**Description of the task:**
Look at each line of the listing. Copy those that hold the string "into".

[Given entries Boundary: Start]

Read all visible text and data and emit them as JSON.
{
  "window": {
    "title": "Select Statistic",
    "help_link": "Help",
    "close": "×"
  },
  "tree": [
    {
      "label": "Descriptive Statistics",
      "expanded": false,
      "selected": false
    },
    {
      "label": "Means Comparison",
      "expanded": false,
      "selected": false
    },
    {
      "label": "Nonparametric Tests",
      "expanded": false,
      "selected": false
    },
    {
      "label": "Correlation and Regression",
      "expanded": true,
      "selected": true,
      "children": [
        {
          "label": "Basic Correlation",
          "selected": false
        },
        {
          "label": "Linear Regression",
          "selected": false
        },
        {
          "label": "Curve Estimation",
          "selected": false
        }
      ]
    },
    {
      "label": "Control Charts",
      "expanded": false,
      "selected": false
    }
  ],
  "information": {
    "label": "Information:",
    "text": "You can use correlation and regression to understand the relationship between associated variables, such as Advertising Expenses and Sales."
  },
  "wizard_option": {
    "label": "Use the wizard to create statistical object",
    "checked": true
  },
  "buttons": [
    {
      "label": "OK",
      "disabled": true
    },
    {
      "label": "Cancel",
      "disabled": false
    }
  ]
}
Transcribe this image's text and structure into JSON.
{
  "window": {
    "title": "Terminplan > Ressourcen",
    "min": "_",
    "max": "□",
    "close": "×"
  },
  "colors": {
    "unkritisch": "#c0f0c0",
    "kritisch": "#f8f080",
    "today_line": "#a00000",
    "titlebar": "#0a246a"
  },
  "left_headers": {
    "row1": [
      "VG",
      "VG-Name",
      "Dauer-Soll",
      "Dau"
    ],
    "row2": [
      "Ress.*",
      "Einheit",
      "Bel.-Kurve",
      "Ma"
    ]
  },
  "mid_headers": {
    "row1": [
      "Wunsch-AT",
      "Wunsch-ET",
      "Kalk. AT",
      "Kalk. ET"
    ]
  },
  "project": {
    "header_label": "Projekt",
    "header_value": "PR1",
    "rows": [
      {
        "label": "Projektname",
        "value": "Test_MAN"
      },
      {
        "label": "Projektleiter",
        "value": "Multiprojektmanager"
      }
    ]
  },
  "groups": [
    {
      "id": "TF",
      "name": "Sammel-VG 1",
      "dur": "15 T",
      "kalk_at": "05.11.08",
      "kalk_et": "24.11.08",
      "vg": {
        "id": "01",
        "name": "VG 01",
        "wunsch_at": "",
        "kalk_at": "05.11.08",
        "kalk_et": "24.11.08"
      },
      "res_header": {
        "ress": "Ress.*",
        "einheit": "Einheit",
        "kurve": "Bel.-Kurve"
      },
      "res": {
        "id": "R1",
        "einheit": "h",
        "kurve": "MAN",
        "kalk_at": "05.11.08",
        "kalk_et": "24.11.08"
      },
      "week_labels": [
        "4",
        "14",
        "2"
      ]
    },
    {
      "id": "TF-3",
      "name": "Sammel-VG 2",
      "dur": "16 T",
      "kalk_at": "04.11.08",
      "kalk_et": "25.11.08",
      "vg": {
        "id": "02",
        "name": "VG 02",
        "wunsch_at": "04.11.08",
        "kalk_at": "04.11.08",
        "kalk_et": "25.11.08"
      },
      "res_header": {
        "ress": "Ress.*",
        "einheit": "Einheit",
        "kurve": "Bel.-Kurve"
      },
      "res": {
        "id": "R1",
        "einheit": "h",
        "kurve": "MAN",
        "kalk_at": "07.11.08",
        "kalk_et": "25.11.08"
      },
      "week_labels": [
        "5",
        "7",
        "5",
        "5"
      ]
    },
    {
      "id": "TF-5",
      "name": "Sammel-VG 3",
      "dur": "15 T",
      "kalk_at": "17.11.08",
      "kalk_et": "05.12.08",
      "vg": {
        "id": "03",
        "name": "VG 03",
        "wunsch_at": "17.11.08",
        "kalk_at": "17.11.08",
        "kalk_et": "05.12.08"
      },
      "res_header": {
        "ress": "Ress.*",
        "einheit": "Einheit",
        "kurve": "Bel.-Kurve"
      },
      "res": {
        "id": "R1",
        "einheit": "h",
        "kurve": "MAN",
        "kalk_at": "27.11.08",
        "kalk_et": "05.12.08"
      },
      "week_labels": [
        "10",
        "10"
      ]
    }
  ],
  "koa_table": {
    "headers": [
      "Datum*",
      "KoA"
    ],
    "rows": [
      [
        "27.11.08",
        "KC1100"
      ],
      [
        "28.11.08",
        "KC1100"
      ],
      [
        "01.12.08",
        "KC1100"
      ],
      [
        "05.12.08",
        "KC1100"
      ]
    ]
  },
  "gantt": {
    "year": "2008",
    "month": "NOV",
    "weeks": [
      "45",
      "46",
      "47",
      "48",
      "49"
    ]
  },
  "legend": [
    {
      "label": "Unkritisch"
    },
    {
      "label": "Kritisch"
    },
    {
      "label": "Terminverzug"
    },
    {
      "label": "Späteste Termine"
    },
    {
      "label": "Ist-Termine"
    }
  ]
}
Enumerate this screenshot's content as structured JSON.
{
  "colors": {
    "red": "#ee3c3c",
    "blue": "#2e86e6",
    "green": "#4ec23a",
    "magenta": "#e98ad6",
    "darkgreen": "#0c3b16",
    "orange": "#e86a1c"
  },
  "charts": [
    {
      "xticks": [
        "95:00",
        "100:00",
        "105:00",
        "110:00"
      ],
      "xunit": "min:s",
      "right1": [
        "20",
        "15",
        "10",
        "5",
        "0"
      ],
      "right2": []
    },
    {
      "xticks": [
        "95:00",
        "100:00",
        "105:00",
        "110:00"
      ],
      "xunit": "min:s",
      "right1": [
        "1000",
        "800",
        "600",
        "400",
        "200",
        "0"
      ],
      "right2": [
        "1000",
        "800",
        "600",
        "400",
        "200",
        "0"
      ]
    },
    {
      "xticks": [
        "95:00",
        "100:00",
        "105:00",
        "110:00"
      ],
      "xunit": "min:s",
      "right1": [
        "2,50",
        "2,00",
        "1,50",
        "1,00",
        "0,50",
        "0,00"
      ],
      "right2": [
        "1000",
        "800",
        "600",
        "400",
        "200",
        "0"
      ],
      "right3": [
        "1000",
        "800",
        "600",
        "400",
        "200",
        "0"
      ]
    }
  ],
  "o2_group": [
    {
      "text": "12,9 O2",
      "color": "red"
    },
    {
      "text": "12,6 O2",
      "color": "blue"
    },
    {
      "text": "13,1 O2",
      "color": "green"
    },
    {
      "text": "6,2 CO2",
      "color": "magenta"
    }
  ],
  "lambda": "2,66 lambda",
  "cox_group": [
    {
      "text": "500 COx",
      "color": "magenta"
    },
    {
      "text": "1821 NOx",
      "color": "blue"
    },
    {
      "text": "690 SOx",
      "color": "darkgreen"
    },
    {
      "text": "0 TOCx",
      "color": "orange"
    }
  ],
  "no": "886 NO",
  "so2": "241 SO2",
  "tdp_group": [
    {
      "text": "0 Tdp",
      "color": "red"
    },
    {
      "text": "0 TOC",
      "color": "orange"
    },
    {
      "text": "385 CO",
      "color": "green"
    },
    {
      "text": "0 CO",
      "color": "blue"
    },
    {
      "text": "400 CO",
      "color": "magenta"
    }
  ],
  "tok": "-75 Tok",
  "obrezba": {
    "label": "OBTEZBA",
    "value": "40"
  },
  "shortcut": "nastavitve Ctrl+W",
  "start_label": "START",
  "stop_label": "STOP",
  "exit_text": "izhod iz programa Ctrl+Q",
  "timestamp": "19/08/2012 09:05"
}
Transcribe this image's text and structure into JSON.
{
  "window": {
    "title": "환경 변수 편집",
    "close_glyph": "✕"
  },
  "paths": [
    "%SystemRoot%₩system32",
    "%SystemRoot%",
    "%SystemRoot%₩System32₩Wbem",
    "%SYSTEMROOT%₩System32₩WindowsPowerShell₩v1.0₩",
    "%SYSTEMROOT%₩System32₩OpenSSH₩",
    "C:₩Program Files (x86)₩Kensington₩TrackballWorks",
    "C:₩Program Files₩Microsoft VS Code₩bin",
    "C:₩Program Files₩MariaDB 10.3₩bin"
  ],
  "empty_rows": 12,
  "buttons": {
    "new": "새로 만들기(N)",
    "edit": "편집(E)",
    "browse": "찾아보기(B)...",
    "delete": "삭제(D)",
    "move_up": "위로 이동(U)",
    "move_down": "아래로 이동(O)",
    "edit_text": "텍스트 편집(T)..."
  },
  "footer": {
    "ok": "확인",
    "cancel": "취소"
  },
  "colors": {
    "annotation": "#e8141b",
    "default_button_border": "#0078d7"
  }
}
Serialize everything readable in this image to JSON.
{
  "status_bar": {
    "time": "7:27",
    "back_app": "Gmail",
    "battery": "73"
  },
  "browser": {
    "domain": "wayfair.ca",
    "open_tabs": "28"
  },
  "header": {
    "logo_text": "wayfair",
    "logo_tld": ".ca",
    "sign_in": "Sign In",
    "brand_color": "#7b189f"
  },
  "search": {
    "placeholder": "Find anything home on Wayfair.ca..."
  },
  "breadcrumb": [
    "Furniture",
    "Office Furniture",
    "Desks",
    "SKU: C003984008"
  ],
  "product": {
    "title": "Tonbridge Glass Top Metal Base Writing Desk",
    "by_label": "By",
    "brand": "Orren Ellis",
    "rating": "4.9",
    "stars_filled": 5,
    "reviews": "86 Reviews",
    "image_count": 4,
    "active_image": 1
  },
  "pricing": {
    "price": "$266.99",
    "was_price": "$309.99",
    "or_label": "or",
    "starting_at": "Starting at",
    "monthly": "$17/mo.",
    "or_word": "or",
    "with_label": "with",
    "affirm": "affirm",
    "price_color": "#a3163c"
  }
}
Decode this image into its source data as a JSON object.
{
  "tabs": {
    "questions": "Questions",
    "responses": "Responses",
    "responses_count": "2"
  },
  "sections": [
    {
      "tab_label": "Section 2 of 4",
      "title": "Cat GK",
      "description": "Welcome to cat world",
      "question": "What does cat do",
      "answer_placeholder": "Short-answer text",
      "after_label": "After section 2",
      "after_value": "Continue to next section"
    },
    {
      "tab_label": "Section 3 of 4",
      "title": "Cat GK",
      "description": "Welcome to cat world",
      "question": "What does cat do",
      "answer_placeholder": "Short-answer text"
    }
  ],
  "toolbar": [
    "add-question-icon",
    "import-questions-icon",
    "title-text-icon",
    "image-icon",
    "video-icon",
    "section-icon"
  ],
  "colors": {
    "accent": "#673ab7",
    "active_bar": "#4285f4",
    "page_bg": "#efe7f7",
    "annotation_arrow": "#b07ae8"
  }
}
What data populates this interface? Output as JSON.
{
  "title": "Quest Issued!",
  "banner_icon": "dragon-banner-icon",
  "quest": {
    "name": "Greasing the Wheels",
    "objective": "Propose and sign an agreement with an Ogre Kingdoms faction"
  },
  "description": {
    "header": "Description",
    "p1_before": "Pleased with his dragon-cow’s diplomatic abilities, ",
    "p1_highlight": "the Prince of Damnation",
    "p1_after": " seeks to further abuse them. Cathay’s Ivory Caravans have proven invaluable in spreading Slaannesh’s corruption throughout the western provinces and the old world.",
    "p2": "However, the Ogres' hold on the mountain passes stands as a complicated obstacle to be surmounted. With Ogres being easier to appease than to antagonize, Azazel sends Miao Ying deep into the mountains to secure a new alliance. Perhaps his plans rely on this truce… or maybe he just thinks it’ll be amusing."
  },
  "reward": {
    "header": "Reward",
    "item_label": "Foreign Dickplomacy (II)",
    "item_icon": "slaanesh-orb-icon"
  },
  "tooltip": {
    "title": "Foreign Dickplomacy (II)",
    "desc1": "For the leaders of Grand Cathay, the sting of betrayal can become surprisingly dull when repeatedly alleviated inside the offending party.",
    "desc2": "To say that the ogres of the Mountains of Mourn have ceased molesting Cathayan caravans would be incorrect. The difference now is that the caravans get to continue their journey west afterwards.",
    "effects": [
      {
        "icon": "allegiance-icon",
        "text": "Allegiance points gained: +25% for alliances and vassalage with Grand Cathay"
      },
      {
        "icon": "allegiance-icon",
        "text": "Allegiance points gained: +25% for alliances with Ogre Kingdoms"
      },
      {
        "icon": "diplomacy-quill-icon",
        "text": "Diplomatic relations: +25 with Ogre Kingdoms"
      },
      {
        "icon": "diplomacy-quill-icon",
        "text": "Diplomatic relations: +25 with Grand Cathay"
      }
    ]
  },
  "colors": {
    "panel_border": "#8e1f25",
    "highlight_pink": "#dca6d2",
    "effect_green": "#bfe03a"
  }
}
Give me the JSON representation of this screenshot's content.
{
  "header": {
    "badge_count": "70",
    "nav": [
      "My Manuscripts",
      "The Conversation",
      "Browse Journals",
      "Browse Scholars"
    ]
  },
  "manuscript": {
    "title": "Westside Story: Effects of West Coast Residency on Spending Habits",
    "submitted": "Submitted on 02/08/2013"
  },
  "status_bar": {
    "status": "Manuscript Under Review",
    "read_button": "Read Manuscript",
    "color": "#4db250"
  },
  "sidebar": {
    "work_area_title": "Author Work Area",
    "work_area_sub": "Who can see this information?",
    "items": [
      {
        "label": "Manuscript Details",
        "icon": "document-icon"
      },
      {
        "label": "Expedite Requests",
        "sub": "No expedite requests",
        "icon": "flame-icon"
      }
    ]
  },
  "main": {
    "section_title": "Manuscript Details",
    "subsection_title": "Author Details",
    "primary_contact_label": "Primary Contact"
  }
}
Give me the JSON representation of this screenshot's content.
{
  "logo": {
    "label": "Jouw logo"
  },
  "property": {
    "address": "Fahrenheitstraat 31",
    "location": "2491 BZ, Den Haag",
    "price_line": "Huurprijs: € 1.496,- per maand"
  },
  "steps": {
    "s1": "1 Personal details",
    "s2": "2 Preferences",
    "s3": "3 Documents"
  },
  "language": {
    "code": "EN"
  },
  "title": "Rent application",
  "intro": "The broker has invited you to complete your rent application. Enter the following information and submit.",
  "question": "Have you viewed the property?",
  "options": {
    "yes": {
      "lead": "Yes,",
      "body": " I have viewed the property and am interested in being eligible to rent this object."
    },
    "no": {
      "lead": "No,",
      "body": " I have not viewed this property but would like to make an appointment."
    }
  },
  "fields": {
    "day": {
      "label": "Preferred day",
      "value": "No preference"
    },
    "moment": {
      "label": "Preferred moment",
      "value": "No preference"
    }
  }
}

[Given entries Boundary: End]

**The answer:**
Transcribe this image's text and structure into JSON.
Transcribe this image's text and structure into JSON.
Decode this image into its source data as a JSON object.
    "p2": "However, the Ogres' hold on the mountain passes stands as a complicated obstacle to be surmounted. With Ogres being easier to appease than to antagonize, Azazel sends Miao Ying deep into the mountains to secure a new alliance. Perhaps his plans rely on this truce… or maybe he just thinks it’ll be amusing."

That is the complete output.